Offerings to the ñatita include candles and cigarettes and they are often adorned with floral crowns.
Photos: Silvia Saccardi
The festival of 'Las Ñatitas' is a tradition celebrated throughout the Bolivian Andes on the 8th November every year. The word ñatita loosely translates to 'little nosed' and refers to the skulls that are the protagonists of this celebration: in La Paz's general cemetery, skulls are dug up from communal burial grounds that will later be given a new home. These skulls are lovingly decorated and adorned with offerings such as cigarettes, alcohol, coca leaves, flowers, candles and other gifts to commemorate the life of the family member that the skull represents. Every year, families flock to cemeteries with their skulls to sit around it and pray. The ritual of giving gifts to the skull is said to bring good luck and happiness. It is assumed that the festival dates back to the ancient empire of Tiwanaku, when skulls were preserved to call for rain in times of drought.

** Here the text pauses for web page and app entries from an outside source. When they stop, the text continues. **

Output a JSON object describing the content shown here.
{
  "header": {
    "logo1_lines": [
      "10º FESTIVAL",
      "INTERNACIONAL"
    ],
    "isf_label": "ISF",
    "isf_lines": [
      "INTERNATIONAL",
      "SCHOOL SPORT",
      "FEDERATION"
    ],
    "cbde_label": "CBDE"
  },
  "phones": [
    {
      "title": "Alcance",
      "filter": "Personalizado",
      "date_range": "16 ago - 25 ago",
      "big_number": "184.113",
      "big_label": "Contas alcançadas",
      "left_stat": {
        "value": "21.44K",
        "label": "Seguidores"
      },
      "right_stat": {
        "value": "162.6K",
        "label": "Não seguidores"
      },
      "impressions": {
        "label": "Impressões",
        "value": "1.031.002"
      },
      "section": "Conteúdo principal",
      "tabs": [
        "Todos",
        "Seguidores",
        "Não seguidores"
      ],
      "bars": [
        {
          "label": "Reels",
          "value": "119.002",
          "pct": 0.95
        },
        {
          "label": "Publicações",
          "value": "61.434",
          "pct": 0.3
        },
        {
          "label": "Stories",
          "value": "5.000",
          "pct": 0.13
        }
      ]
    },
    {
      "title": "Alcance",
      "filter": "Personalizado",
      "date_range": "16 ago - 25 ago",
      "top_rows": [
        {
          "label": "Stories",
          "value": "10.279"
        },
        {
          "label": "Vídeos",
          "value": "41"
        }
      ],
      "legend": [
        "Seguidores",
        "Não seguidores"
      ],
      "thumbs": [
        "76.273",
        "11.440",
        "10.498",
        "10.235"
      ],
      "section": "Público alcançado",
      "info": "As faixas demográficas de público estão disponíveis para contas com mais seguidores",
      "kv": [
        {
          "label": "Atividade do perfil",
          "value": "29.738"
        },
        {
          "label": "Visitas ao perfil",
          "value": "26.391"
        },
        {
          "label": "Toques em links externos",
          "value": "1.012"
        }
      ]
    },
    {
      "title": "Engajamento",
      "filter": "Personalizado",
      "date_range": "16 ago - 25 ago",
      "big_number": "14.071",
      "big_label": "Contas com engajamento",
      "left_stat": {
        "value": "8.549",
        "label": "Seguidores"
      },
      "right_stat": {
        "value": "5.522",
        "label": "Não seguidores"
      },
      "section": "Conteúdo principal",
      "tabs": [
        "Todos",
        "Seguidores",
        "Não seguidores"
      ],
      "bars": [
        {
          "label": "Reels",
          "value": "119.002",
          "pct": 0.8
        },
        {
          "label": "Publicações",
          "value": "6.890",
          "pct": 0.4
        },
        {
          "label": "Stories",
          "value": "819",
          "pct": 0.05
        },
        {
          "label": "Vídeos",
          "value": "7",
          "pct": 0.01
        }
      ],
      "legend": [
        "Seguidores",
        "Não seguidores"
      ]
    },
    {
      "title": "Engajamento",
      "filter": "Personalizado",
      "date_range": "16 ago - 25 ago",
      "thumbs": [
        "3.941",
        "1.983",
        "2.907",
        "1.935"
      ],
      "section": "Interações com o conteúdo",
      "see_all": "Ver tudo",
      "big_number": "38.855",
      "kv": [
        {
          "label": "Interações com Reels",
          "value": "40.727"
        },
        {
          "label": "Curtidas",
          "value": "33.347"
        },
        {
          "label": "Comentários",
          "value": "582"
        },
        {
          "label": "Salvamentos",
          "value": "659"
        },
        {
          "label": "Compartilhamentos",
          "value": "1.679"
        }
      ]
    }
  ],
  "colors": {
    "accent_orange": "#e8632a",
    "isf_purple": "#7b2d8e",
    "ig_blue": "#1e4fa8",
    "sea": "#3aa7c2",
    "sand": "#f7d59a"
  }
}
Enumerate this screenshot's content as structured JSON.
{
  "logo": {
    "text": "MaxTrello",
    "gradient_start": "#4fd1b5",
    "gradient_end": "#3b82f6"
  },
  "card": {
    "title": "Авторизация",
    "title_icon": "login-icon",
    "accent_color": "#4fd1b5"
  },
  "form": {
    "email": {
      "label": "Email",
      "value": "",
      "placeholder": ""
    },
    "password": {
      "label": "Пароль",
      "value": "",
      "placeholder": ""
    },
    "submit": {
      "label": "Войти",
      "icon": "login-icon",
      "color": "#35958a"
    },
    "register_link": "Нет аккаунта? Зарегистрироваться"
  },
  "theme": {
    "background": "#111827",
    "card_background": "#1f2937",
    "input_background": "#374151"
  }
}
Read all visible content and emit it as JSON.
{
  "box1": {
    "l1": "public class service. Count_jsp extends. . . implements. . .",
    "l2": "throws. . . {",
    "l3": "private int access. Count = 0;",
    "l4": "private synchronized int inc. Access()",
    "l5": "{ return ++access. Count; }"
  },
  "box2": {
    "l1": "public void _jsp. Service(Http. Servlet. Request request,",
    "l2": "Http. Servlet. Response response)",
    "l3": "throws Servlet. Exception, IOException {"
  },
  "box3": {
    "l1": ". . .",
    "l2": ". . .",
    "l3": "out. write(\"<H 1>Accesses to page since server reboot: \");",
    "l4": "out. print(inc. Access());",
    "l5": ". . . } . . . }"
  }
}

To this day, people are proud of the skulls that they decorate.
Praying to the ñatita is said to bring good luck.
The festival is a day of celebration where cemeteries are lit up by the colourful adornments.
The celebration is both solemn and festive.